The Wall Street Journal on Thursday linked the purchase of the jets to prepa¬ration for the start of oil production in the Lake Albert region, along the Ugandan border with restive eastern Congo, gov¬ernment officials said.
The Journal quoted the information and national guidance minister, Kabakumba Masiko, as saying: “The jets and military hardware will enable the country to deal with any ‘eventuality’ relating to rising security threats. Every country needs to be well equipped to defend its strategic interests,” she said.
Reacting to the story on Saturday, Army Spokesman Lt. Col. Felix Kulayigye said: “When you are dealing with national de¬fence, the army is in-charge of protecting the wealth of the country that includes national resources like oil, other minerals and cultural heritage.
“Acquiring a high air force capacity is in line with that defence policy of protecting territorial integrity and wealth. However, I need to add that this is not a threat to our neighbours. Our policy is defensive and not offensive or aggressive,” he said.
He, however, denied that the Uganda was building a new army base in Hoima, near the shores of Lake Albert as re¬ported by the Journal, saying that it is not only oil that must be protected, but also other national resources.
“The oil is already protected we are not just waking up today to build up the defence. We are only enhancing our capabilities,” he stressed.
The defence ministry has so far paid $446m (sh1trillion) to unidentified sup¬plier for the jets and tanks.

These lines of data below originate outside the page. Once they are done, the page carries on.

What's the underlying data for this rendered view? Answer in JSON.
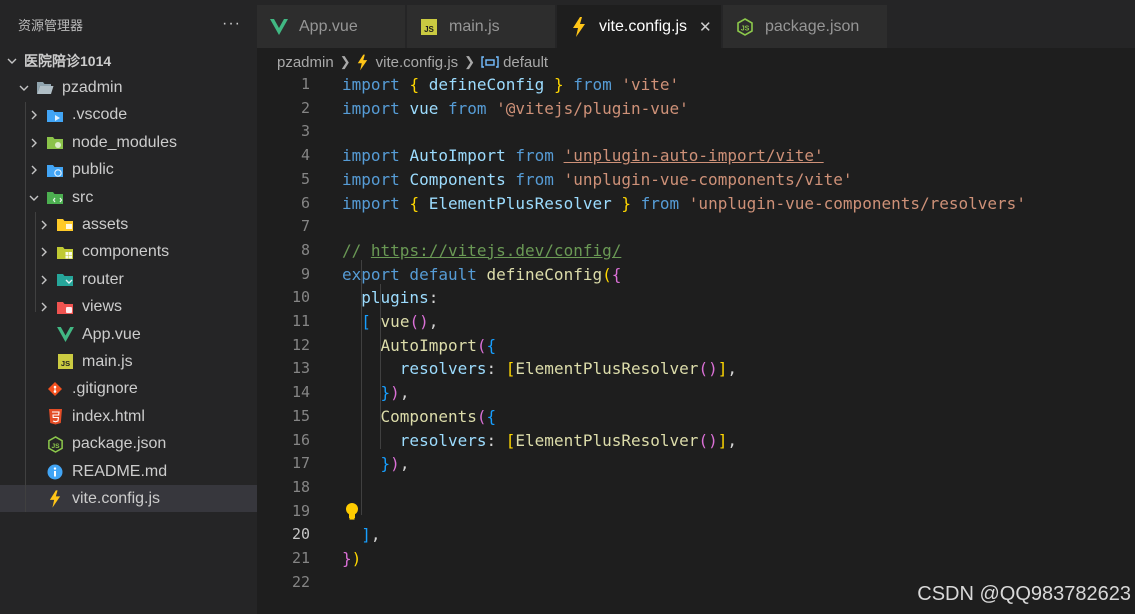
{
  "explorer": {
    "title": "资源管理器",
    "more": "···",
    "tree": [
      {
        "label": "医院陪诊1014",
        "type": "root",
        "chevron": "down",
        "indent": 0
      },
      {
        "label": "pzadmin",
        "type": "folder-open",
        "chevron": "down",
        "indent": 1
      },
      {
        "label": ".vscode",
        "type": "vscode",
        "chevron": "right",
        "indent": 2
      },
      {
        "label": "node_modules",
        "type": "node",
        "chevron": "right",
        "indent": 2
      },
      {
        "label": "public",
        "type": "public",
        "chevron": "right",
        "indent": 2
      },
      {
        "label": "src",
        "type": "src",
        "chevron": "down",
        "indent": 2
      },
      {
        "label": "assets",
        "type": "assets",
        "chevron": "right",
        "indent": 3
      },
      {
        "label": "components",
        "type": "components",
        "chevron": "right",
        "indent": 3
      },
      {
        "label": "router",
        "type": "router",
        "chevron": "right",
        "indent": 3
      },
      {
        "label": "views",
        "type": "views",
        "chevron": "right",
        "indent": 3
      },
      {
        "label": "App.vue",
        "type": "vue",
        "chevron": "",
        "indent": 3
      },
      {
        "label": "main.js",
        "type": "js",
        "chevron": "",
        "indent": 3
      },
      {
        "label": ".gitignore",
        "type": "git",
        "chevron": "",
        "indent": 2
      },
      {
        "label": "index.html",
        "type": "html",
        "chevron": "",
        "indent": 2
      },
      {
        "label": "package.json",
        "type": "json",
        "chevron": "",
        "indent": 2
      },
      {
        "label": "README.md",
        "type": "info",
        "chevron": "",
        "indent": 2
      },
      {
        "label": "vite.config.js",
        "type": "vite",
        "chevron": "",
        "indent": 2,
        "selected": true
      }
    ]
  },
  "tabs": [
    {
      "label": "App.vue",
      "icon": "vue-icon",
      "active": false
    },
    {
      "label": "main.js",
      "icon": "js-icon",
      "active": false
    },
    {
      "label": "vite.config.js",
      "icon": "vite-icon",
      "active": true,
      "close": "✕"
    },
    {
      "label": "package.json",
      "icon": "json-icon",
      "active": false
    }
  ],
  "breadcrumb": {
    "folder": "pzadmin",
    "file": "vite.config.js",
    "symbol": "default"
  },
  "editor": {
    "current_line": 20,
    "lines": [
      {
        "n": 1,
        "tokens": [
          [
            "kw",
            "import "
          ],
          [
            "b1",
            "{ "
          ],
          [
            "id",
            "defineConfig "
          ],
          [
            "b1",
            "}"
          ],
          [
            "kw",
            " from "
          ],
          [
            "str",
            "'vite'"
          ]
        ]
      },
      {
        "n": 2,
        "tokens": [
          [
            "kw",
            "import "
          ],
          [
            "id",
            "vue"
          ],
          [
            "kw",
            " from "
          ],
          [
            "str",
            "'@vitejs/plugin-vue'"
          ]
        ]
      },
      {
        "n": 3,
        "tokens": []
      },
      {
        "n": 4,
        "tokens": [
          [
            "kw",
            "import "
          ],
          [
            "id",
            "AutoImport"
          ],
          [
            "kw",
            " from "
          ],
          [
            "str link",
            "'unplugin-auto-import/vite'"
          ]
        ]
      },
      {
        "n": 5,
        "tokens": [
          [
            "kw",
            "import "
          ],
          [
            "id",
            "Components"
          ],
          [
            "kw",
            " from "
          ],
          [
            "str",
            "'unplugin-vue-components/vite'"
          ]
        ]
      },
      {
        "n": 6,
        "tokens": [
          [
            "kw",
            "import "
          ],
          [
            "b1",
            "{ "
          ],
          [
            "id",
            "ElementPlusResolver "
          ],
          [
            "b1",
            "}"
          ],
          [
            "kw",
            " from "
          ],
          [
            "str",
            "'unplugin-vue-components/resolvers'"
          ]
        ]
      },
      {
        "n": 7,
        "tokens": []
      },
      {
        "n": 8,
        "tokens": [
          [
            "cm",
            "// "
          ],
          [
            "cm link",
            "https://vitejs.dev/config/"
          ]
        ]
      },
      {
        "n": 9,
        "tokens": [
          [
            "kw",
            "export default "
          ],
          [
            "fn",
            "defineConfig"
          ],
          [
            "b1",
            "("
          ],
          [
            "b2",
            "{"
          ]
        ]
      },
      {
        "n": 10,
        "tokens": [
          [
            "plain",
            "  "
          ],
          [
            "id",
            "plugins"
          ],
          [
            "plain",
            ":"
          ]
        ]
      },
      {
        "n": 11,
        "tokens": [
          [
            "plain",
            "  "
          ],
          [
            "b3",
            "["
          ],
          [
            "plain",
            " "
          ],
          [
            "fn",
            "vue"
          ],
          [
            "b2",
            "()"
          ],
          [
            "plain",
            ","
          ]
        ]
      },
      {
        "n": 12,
        "tokens": [
          [
            "plain",
            "    "
          ],
          [
            "fn",
            "AutoImport"
          ],
          [
            "b2",
            "("
          ],
          [
            "b3",
            "{"
          ]
        ]
      },
      {
        "n": 13,
        "tokens": [
          [
            "plain",
            "      "
          ],
          [
            "id",
            "resolvers"
          ],
          [
            "plain",
            ": "
          ],
          [
            "b1",
            "["
          ],
          [
            "fn",
            "ElementPlusResolver"
          ],
          [
            "b2",
            "()"
          ],
          [
            "b1",
            "]"
          ],
          [
            "plain",
            ","
          ]
        ]
      },
      {
        "n": 14,
        "tokens": [
          [
            "plain",
            "    "
          ],
          [
            "b3",
            "}"
          ],
          [
            "b2",
            ")"
          ],
          [
            "plain",
            ","
          ]
        ]
      },
      {
        "n": 15,
        "tokens": [
          [
            "plain",
            "    "
          ],
          [
            "fn",
            "Components"
          ],
          [
            "b2",
            "("
          ],
          [
            "b3",
            "{"
          ]
        ]
      },
      {
        "n": 16,
        "tokens": [
          [
            "plain",
            "      "
          ],
          [
            "id",
            "resolvers"
          ],
          [
            "plain",
            ": "
          ],
          [
            "b1",
            "["
          ],
          [
            "fn",
            "ElementPlusResolver"
          ],
          [
            "b2",
            "()"
          ],
          [
            "b1",
            "]"
          ],
          [
            "plain",
            ","
          ]
        ]
      },
      {
        "n": 17,
        "tokens": [
          [
            "plain",
            "    "
          ],
          [
            "b3",
            "}"
          ],
          [
            "b2",
            ")"
          ],
          [
            "plain",
            ","
          ]
        ]
      },
      {
        "n": 18,
        "tokens": []
      },
      {
        "n": 19,
        "tokens": []
      },
      {
        "n": 20,
        "tokens": [
          [
            "plain",
            "  "
          ],
          [
            "b3",
            "]"
          ],
          [
            "plain",
            ","
          ]
        ]
      },
      {
        "n": 21,
        "tokens": [
          [
            "b2",
            "}"
          ],
          [
            "b1",
            ")"
          ]
        ]
      },
      {
        "n": 22,
        "tokens": []
      }
    ]
  },
  "lightbulb": "lightbulb-icon",
  "watermark": "CSDN @QQ983782623",
  "colors": {
    "keyword": "#569cd6",
    "string": "#ce9178",
    "function": "#dcdcaa",
    "variable": "#9cdcfe",
    "comment": "#6a9955",
    "bracket_gold": "#ffd700",
    "bracket_purple": "#da70d6",
    "bracket_blue": "#179fff"
  }
}
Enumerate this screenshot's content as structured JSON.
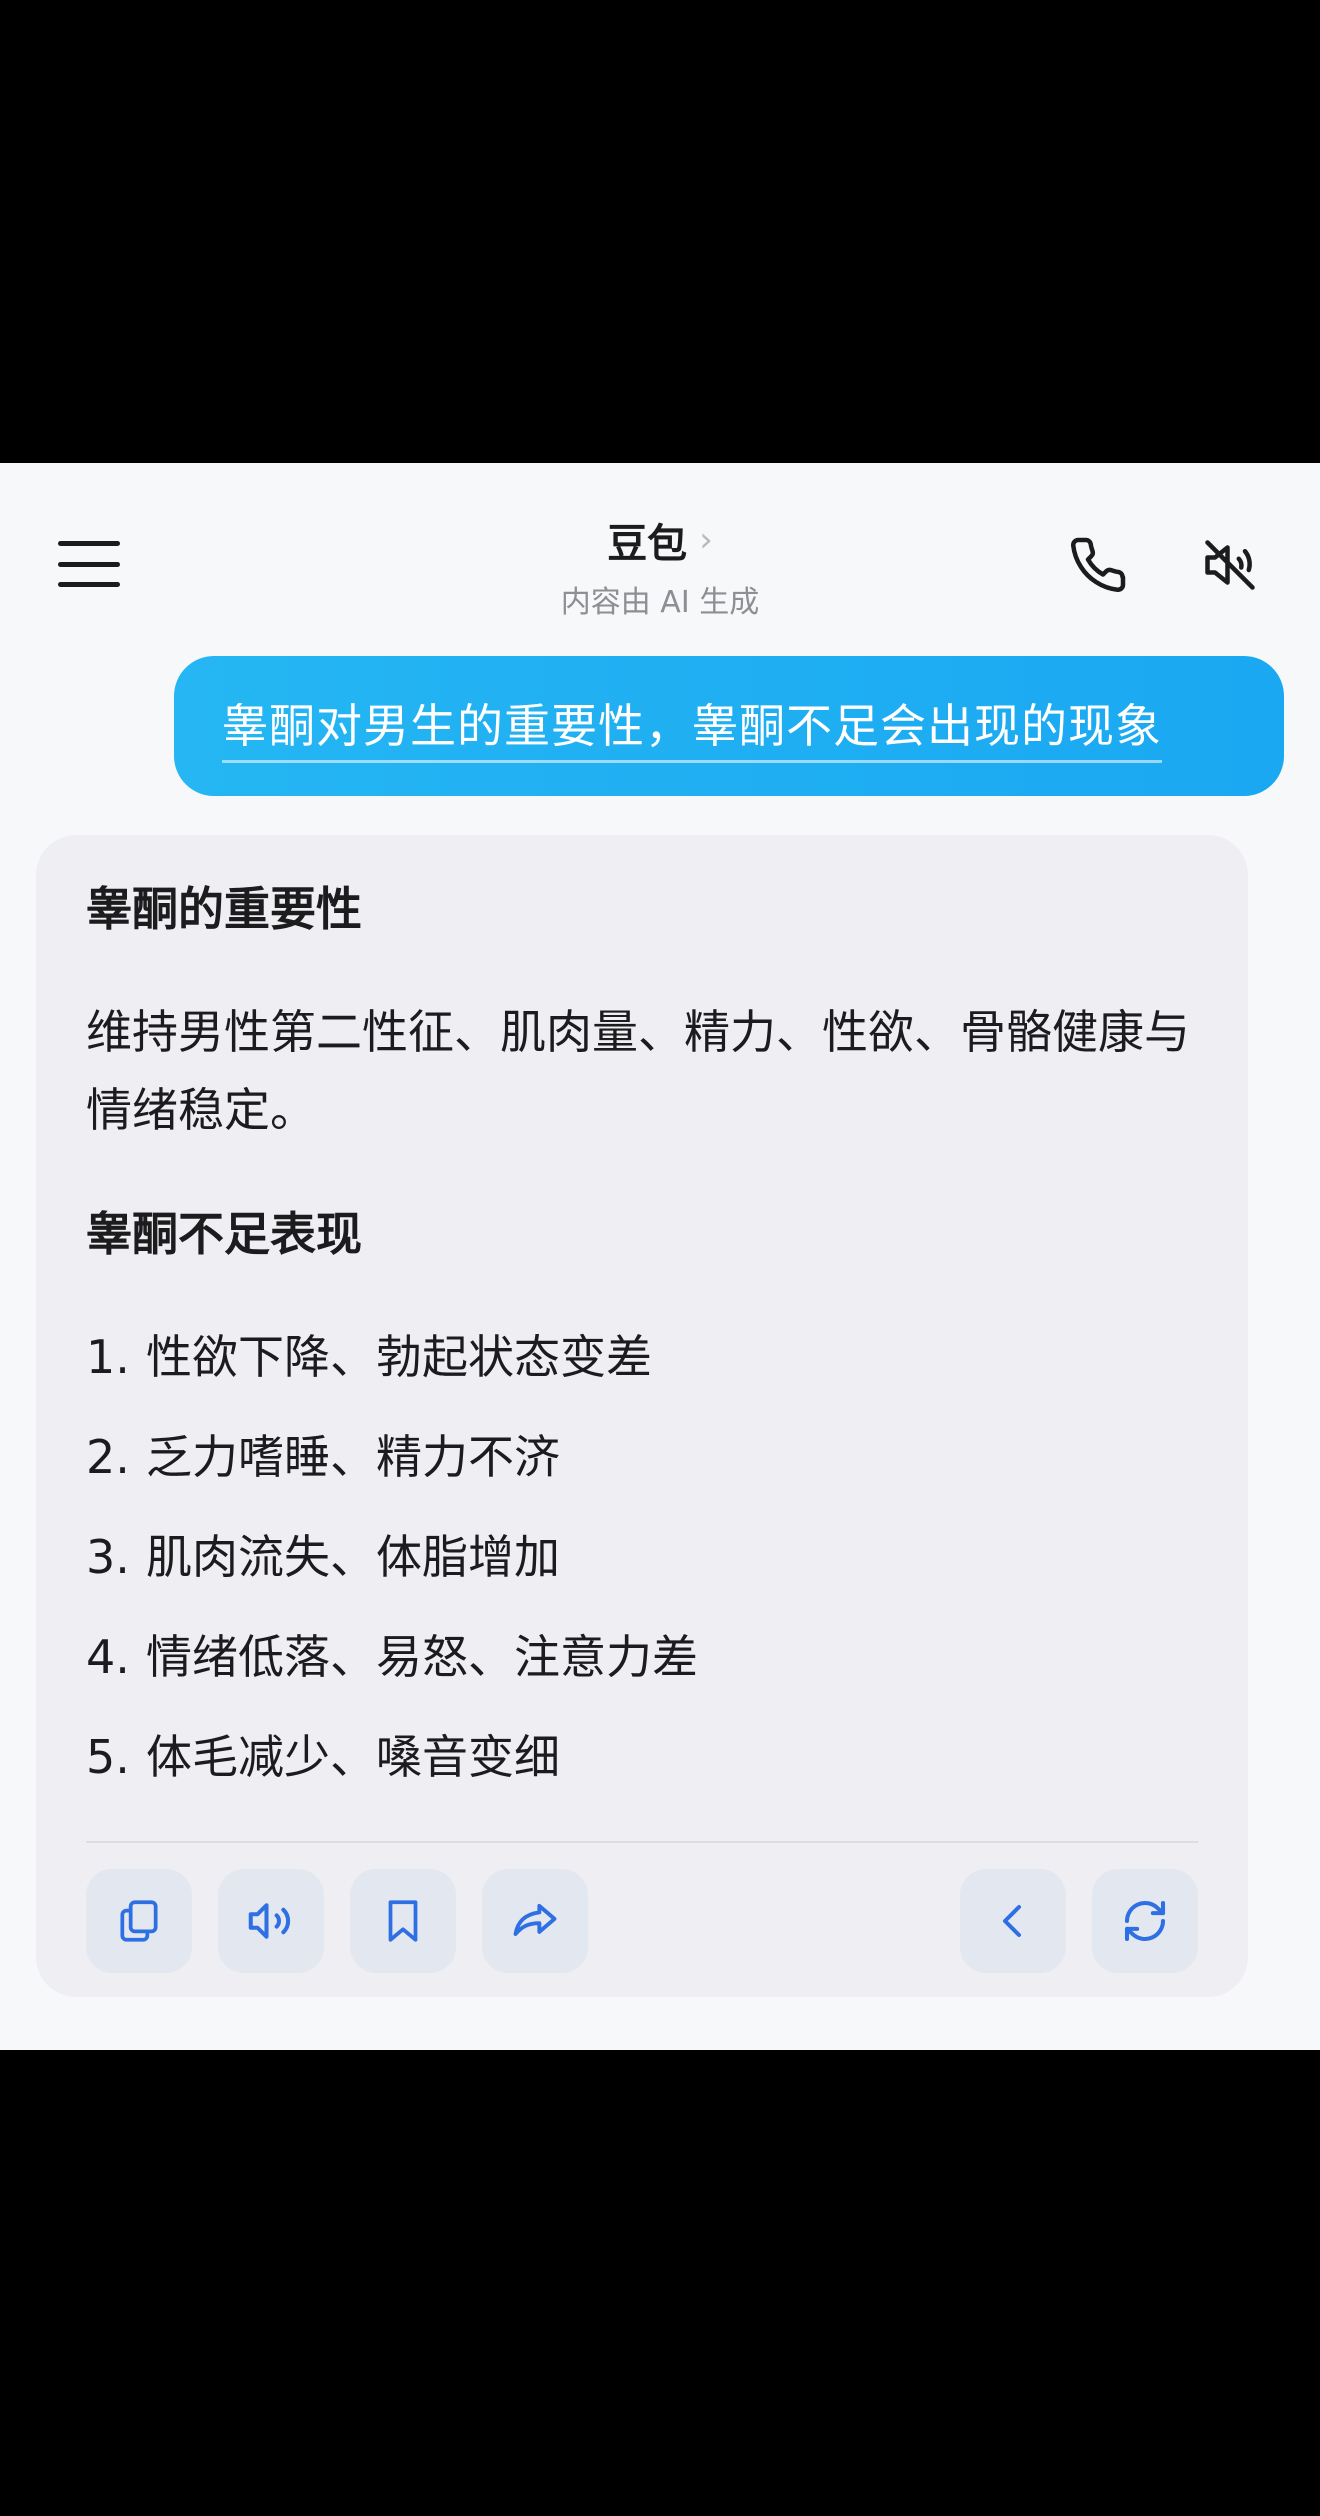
{
  "header": {
    "menu_icon": "hamburger-menu-icon",
    "title": "豆包",
    "title_chevron": "›",
    "subtitle": "内容由 AI 生成",
    "call_icon": "phone-icon",
    "mute_icon": "speaker-muted-icon"
  },
  "user_message": {
    "text": "睾酮对男生的重要性，睾酮不足会出现的现象"
  },
  "answer": {
    "heading1": "睾酮的重要性",
    "paragraph": "维持男性第二性征、肌肉量、精力、性欲、骨骼健康与情绪稳定。",
    "heading2": "睾酮不足表现",
    "list": [
      {
        "num": "1.",
        "text": "性欲下降、勃起状态变差"
      },
      {
        "num": "2.",
        "text": "乏力嗜睡、精力不济"
      },
      {
        "num": "3.",
        "text": "肌肉流失、体脂增加"
      },
      {
        "num": "4.",
        "text": "情绪低落、易怒、注意力差"
      },
      {
        "num": "5.",
        "text": "体毛减少、嗓音变细"
      }
    ]
  },
  "actions": [
    "copy-icon",
    "read-aloud-icon",
    "bookmark-icon",
    "share-icon",
    "previous-icon",
    "regenerate-icon"
  ],
  "colors": {
    "accent": "#1aa8f2",
    "icon_blue": "#2f6fe4",
    "screen_bg": "#f7f8fa",
    "card_bg": "#efeff3"
  }
}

Sources have however, said both the jets and tanks, are likely to be purchased from Russia.
Initial payment was made around December last year, and according to intelligence sources at least $446m has been paid so far.
The Wall Street Journal quotes Ugandan Intelligence officials as saying that Ugan¬da is facing rising threats stemming from neighbouring South Sudan’s impending secession from Khartoum, following an independence vote.
South Sudan’s administration has al¬ready accused the Sudanese government of arming militias in the disputed Abyei region. Uganda traditionally has been an ally of South Sudan, which is set to become independent in July.
The Journal reported that Uganda also fears possible incursions from the lawless eastern Congo, which borders the Lake Albert oil region in western Uganda. U.K.-based Tullow Oil PLC, France’s Total SA and China’s Cnooc Ltd, are preparing to start a $10b project there to develop Uganda’s oil fields this year.
Tullow last week announced that it would pay at least $469m (about sh1trillion) to Uganda government as tax-related payments, as a result of its takeover of Heritage Oil PLC’s stakes in the country, as well as the sale of a third of its interests to Cnooc and Total.
Kulayigye said on Saturday that the military is mandated to protect and de¬fend the territorial integrity of the country as well as defend the constitution of the mother country.
The possession of enormous national resources he said attracts vultures that want to grab what is available and if you stupidly look on, you should be ready to be a sad witness as your wealth is being parceled out between those with the means.
“If we want to remain an independent nation, pleasant to all nationals, with its development and a secure future for generations to come we must build capability and capacity,” the army spokes¬man said Building military capability is not necessarily preparation to go to war, but it also acts as deterrence against the wolves.